INPUT MATERIAL:
•••••
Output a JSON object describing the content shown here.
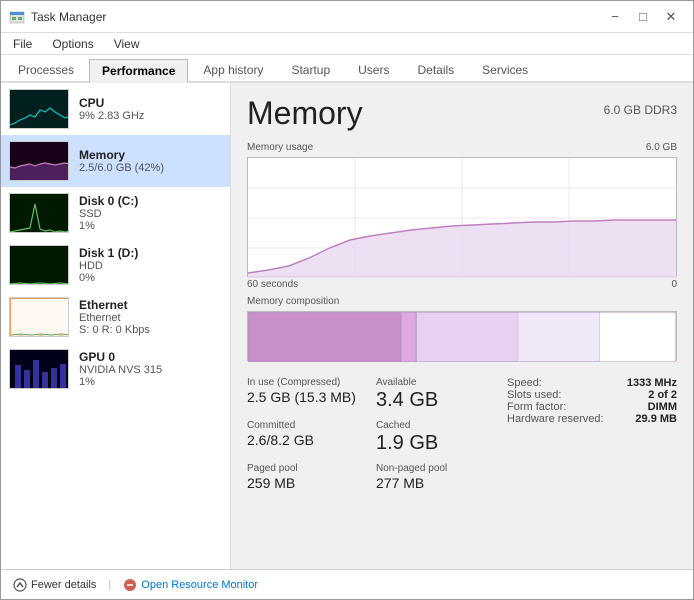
{
  "window": {
    "title": "Task Manager",
    "icon": "task-manager-icon"
  },
  "menu": {
    "items": [
      "File",
      "Options",
      "View"
    ]
  },
  "tabs": [
    {
      "label": "Processes",
      "active": false
    },
    {
      "label": "Performance",
      "active": true
    },
    {
      "label": "App history",
      "active": false
    },
    {
      "label": "Startup",
      "active": false
    },
    {
      "label": "Users",
      "active": false
    },
    {
      "label": "Details",
      "active": false
    },
    {
      "label": "Services",
      "active": false
    }
  ],
  "sidebar": {
    "items": [
      {
        "name": "CPU",
        "detail1": "9% 2.83 GHz",
        "detail2": "",
        "type": "cpu",
        "active": false
      },
      {
        "name": "Memory",
        "detail1": "2.5/6.0 GB (42%)",
        "detail2": "",
        "type": "memory",
        "active": true
      },
      {
        "name": "Disk 0 (C:)",
        "detail1": "SSD",
        "detail2": "1%",
        "type": "disk0",
        "active": false
      },
      {
        "name": "Disk 1 (D:)",
        "detail1": "HDD",
        "detail2": "0%",
        "type": "disk1",
        "active": false
      },
      {
        "name": "Ethernet",
        "detail1": "Ethernet",
        "detail2": "S: 0  R: 0 Kbps",
        "type": "ethernet",
        "active": false
      },
      {
        "name": "GPU 0",
        "detail1": "NVIDIA NVS 315",
        "detail2": "1%",
        "type": "gpu",
        "active": false
      }
    ]
  },
  "detail": {
    "title": "Memory",
    "spec": "6.0 GB DDR3",
    "chart_label": "Memory usage",
    "chart_max": "6.0 GB",
    "time_left": "60 seconds",
    "time_right": "0",
    "composition_label": "Memory composition",
    "stats": {
      "in_use_label": "In use (Compressed)",
      "in_use_value": "2.5 GB (15.3 MB)",
      "available_label": "Available",
      "available_value": "3.4 GB",
      "committed_label": "Committed",
      "committed_value": "2.6/8.2 GB",
      "cached_label": "Cached",
      "cached_value": "1.9 GB",
      "paged_pool_label": "Paged pool",
      "paged_pool_value": "259 MB",
      "non_paged_pool_label": "Non-paged pool",
      "non_paged_pool_value": "277 MB"
    },
    "right_stats": {
      "speed_label": "Speed:",
      "speed_value": "1333 MHz",
      "slots_label": "Slots used:",
      "slots_value": "2 of 2",
      "form_label": "Form factor:",
      "form_value": "DIMM",
      "reserved_label": "Hardware reserved:",
      "reserved_value": "29.9 MB"
    }
  },
  "footer": {
    "fewer_details_label": "Fewer details",
    "open_resource_monitor_label": "Open Resource Monitor"
  },
  "colors": {
    "accent_blue": "#0078d7",
    "memory_line": "#c080c0",
    "memory_fill": "#f0e8f8",
    "cpu_line": "#00b0b0",
    "disk_line": "#60c060",
    "gpu_line": "#6060e0",
    "chart_border": "#c0a0c0",
    "composition_in_use": "#c890c8",
    "composition_modified": "#e0b0e0",
    "composition_standby": "#e8d8f8",
    "composition_free": "#ffffff"
  }
}
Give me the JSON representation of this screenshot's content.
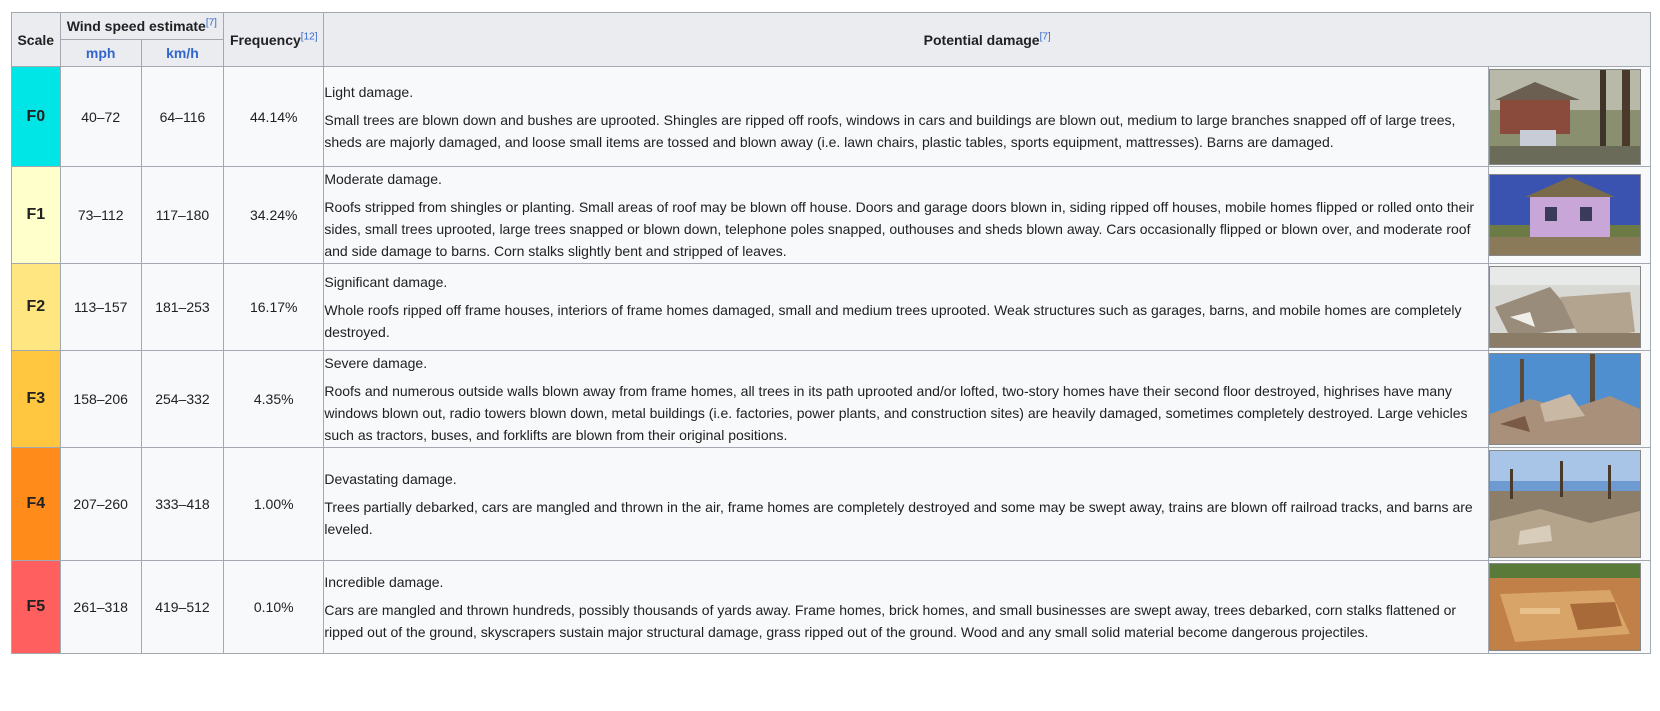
{
  "headers": {
    "scale": "Scale",
    "wind_speed": "Wind speed estimate",
    "wind_speed_ref": "[7]",
    "frequency": "Frequency",
    "frequency_ref": "[12]",
    "potential_damage": "Potential damage",
    "potential_damage_ref": "[7]",
    "mph": "mph",
    "kmh": "km/h"
  },
  "rows": [
    {
      "scale": "F0",
      "color": "#00e5e5",
      "mph": "40–72",
      "kmh": "64–116",
      "frequency": "44.14%",
      "level": "Light damage.",
      "description": "Small trees are blown down and bushes are uprooted. Shingles are ripped off roofs, windows in cars and buildings are blown out, medium to large branches snapped off of large trees, sheds are majorly damaged, and loose small items are tossed and blown away (i.e. lawn chairs, plastic tables, sports equipment, mattresses). Barns are damaged.",
      "image_icon": "damaged-house-photo"
    },
    {
      "scale": "F1",
      "color": "#ffffcc",
      "mph": "73–112",
      "kmh": "117–180",
      "frequency": "34.24%",
      "level": "Moderate damage.",
      "description": "Roofs stripped from shingles or planting. Small areas of roof may be blown off house. Doors and garage doors blown in, siding ripped off houses, mobile homes flipped or rolled onto their sides, small trees uprooted, large trees snapped or blown down, telephone poles snapped, outhouses and sheds blown away. Cars occasionally flipped or blown over, and moderate roof and side damage to barns. Corn stalks slightly bent and stripped of leaves.",
      "image_icon": "damaged-house-photo"
    },
    {
      "scale": "F2",
      "color": "#ffe680",
      "mph": "113–157",
      "kmh": "181–253",
      "frequency": "16.17%",
      "level": "Significant damage.",
      "description": "Whole roofs ripped off frame houses, interiors of frame homes damaged, small and medium trees uprooted. Weak structures such as garages, barns, and mobile homes are completely destroyed.",
      "image_icon": "debris-photo"
    },
    {
      "scale": "F3",
      "color": "#ffc640",
      "mph": "158–206",
      "kmh": "254–332",
      "frequency": "4.35%",
      "level": "Severe damage.",
      "description": "Roofs and numerous outside walls blown away from frame homes, all trees in its path uprooted and/or lofted, two-story homes have their second floor destroyed, highrises have many windows blown out, radio towers blown down, metal buildings (i.e. factories, power plants, and construction sites) are heavily damaged, sometimes completely destroyed. Large vehicles such as tractors, buses, and forklifts are blown from their original positions.",
      "image_icon": "debris-photo"
    },
    {
      "scale": "F4",
      "color": "#ff8c1a",
      "mph": "207–260",
      "kmh": "333–418",
      "frequency": "1.00%",
      "level": "Devastating damage.",
      "description": "Trees partially debarked, cars are mangled and thrown in the air, frame homes are completely destroyed and some may be swept away, trains are blown off railroad tracks, and barns are leveled.",
      "image_icon": "debris-field-photo"
    },
    {
      "scale": "F5",
      "color": "#ff5f5f",
      "mph": "261–318",
      "kmh": "419–512",
      "frequency": "0.10%",
      "level": "Incredible damage.",
      "description": "Cars are mangled and thrown hundreds, possibly thousands of yards away. Frame homes, brick homes, and small businesses are swept away, trees debarked, corn stalks flattened or ripped out of the ground, skyscrapers sustain major structural damage, grass ripped out of the ground. Wood and any small solid material become dangerous projectiles.",
      "image_icon": "foundation-photo"
    }
  ]
}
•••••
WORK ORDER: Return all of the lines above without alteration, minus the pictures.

EXERCISE ANSWER:
Output a JSON object describing the content shown here.
{
  "window": {
    "title": "Task Manager",
    "icon": "task-manager-icon"
  },
  "menu": {
    "items": [
      "File",
      "Options",
      "View"
    ]
  },
  "tabs": [
    {
      "label": "Processes",
      "active": false
    },
    {
      "label": "Performance",
      "active": true
    },
    {
      "label": "App history",
      "active": false
    },
    {
      "label": "Startup",
      "active": false
    },
    {
      "label": "Users",
      "active": false
    },
    {
      "label": "Details",
      "active": false
    },
    {
      "label": "Services",
      "active": false
    }
  ],
  "sidebar": {
    "items": [
      {
        "name": "CPU",
        "detail1": "9% 2.83 GHz",
        "detail2": "",
        "type": "cpu",
        "active": false
      },
      {
        "name": "Memory",
        "detail1": "2.5/6.0 GB (42%)",
        "detail2": "",
        "type": "memory",
        "active": true
      },
      {
        "name": "Disk 0 (C:)",
        "detail1": "SSD",
        "detail2": "1%",
        "type": "disk0",
        "active": false
      },
      {
        "name": "Disk 1 (D:)",
        "detail1": "HDD",
        "detail2": "0%",
        "type": "disk1",
        "active": false
      },
      {
        "name": "Ethernet",
        "detail1": "Ethernet",
        "detail2": "S: 0  R: 0 Kbps",
        "type": "ethernet",
        "active": false
      },
      {
        "name": "GPU 0",
        "detail1": "NVIDIA NVS 315",
        "detail2": "1%",
        "type": "gpu",
        "active": false
      }
    ]
  },
  "detail": {
    "title": "Memory",
    "spec": "6.0 GB DDR3",
    "chart_label": "Memory usage",
    "chart_max": "6.0 GB",
    "time_left": "60 seconds",
    "time_right": "0",
    "composition_label": "Memory composition",
    "stats": {
      "in_use_label": "In use (Compressed)",
      "in_use_value": "2.5 GB (15.3 MB)",
      "available_label": "Available",
      "available_value": "3.4 GB",
      "committed_label": "Committed",
      "committed_value": "2.6/8.2 GB",
      "cached_label": "Cached",
      "cached_value": "1.9 GB",
      "paged_pool_label": "Paged pool",
      "paged_pool_value": "259 MB",
      "non_paged_pool_label": "Non-paged pool",
      "non_paged_pool_value": "277 MB"
    },
    "right_stats": {
      "speed_label": "Speed:",
      "speed_value": "1333 MHz",
      "slots_label": "Slots used:",
      "slots_value": "2 of 2",
      "form_label": "Form factor:",
      "form_value": "DIMM",
      "reserved_label": "Hardware reserved:",
      "reserved_value": "29.9 MB"
    }
  },
  "footer": {
    "fewer_details_label": "Fewer details",
    "open_resource_monitor_label": "Open Resource Monitor"
  },
  "colors": {
    "accent_blue": "#0078d7",
    "memory_line": "#c080c0",
    "memory_fill": "#f0e8f8",
    "cpu_line": "#00b0b0",
    "disk_line": "#60c060",
    "gpu_line": "#6060e0",
    "chart_border": "#c0a0c0",
    "composition_in_use": "#c890c8",
    "composition_modified": "#e0b0e0",
    "composition_standby": "#e8d8f8",
    "composition_free": "#ffffff"
  }
}
Give me the JSON representation of this screenshot's content.
{
  "headers": {
    "scale": "Scale",
    "wind_speed": "Wind speed estimate",
    "wind_speed_ref": "[7]",
    "frequency": "Frequency",
    "frequency_ref": "[12]",
    "potential_damage": "Potential damage",
    "potential_damage_ref": "[7]",
    "mph": "mph",
    "kmh": "km/h"
  },
  "rows": [
    {
      "scale": "F0",
      "color": "#00e5e5",
      "mph": "40–72",
      "kmh": "64–116",
      "frequency": "44.14%",
      "level": "Light damage.",
      "description": "Small trees are blown down and bushes are uprooted. Shingles are ripped off roofs, windows in cars and buildings are blown out, medium to large branches snapped off of large trees, sheds are majorly damaged, and loose small items are tossed and blown away (i.e. lawn chairs, plastic tables, sports equipment, mattresses). Barns are damaged.",
      "image_icon": "damaged-house-photo"
    },
    {
      "scale": "F1",
      "color": "#ffffcc",
      "mph": "73–112",
      "kmh": "117–180",
      "frequency": "34.24%",
      "level": "Moderate damage.",
      "description": "Roofs stripped from shingles or planting. Small areas of roof may be blown off house. Doors and garage doors blown in, siding ripped off houses, mobile homes flipped or rolled onto their sides, small trees uprooted, large trees snapped or blown down, telephone poles snapped, outhouses and sheds blown away. Cars occasionally flipped or blown over, and moderate roof and side damage to barns. Corn stalks slightly bent and stripped of leaves.",
      "image_icon": "damaged-house-photo"
    },
    {
      "scale": "F2",
      "color": "#ffe680",
      "mph": "113–157",
      "kmh": "181–253",
      "frequency": "16.17%",
      "level": "Significant damage.",
      "description": "Whole roofs ripped off frame houses, interiors of frame homes damaged, small and medium trees uprooted. Weak structures such as garages, barns, and mobile homes are completely destroyed.",
      "image_icon": "debris-photo"
    },
    {
      "scale": "F3",
      "color": "#ffc640",
      "mph": "158–206",
      "kmh": "254–332",
      "frequency": "4.35%",
      "level": "Severe damage.",
      "description": "Roofs and numerous outside walls blown away from frame homes, all trees in its path uprooted and/or lofted, two-story homes have their second floor destroyed, highrises have many windows blown out, radio towers blown down, metal buildings (i.e. factories, power plants, and construction sites) are heavily damaged, sometimes completely destroyed. Large vehicles such as tractors, buses, and forklifts are blown from their original positions.",
      "image_icon": "debris-photo"
    },
    {
      "scale": "F4",
      "color": "#ff8c1a",
      "mph": "207–260",
      "kmh": "333–418",
      "frequency": "1.00%",
      "level": "Devastating damage.",
      "description": "Trees partially debarked, cars are mangled and thrown in the air, frame homes are completely destroyed and some may be swept away, trains are blown off railroad tracks, and barns are leveled.",
      "image_icon": "debris-field-photo"
    },
    {
      "scale": "F5",
      "color": "#ff5f5f",
      "mph": "261–318",
      "kmh": "419–512",
      "frequency": "0.10%",
      "level": "Incredible damage.",
      "description": "Cars are mangled and thrown hundreds, possibly thousands of yards away. Frame homes, brick homes, and small businesses are swept away, trees debarked, corn stalks flattened or ripped out of the ground, skyscrapers sustain major structural damage, grass ripped out of the ground. Wood and any small solid material become dangerous projectiles.",
      "image_icon": "foundation-photo"
    }
  ]
}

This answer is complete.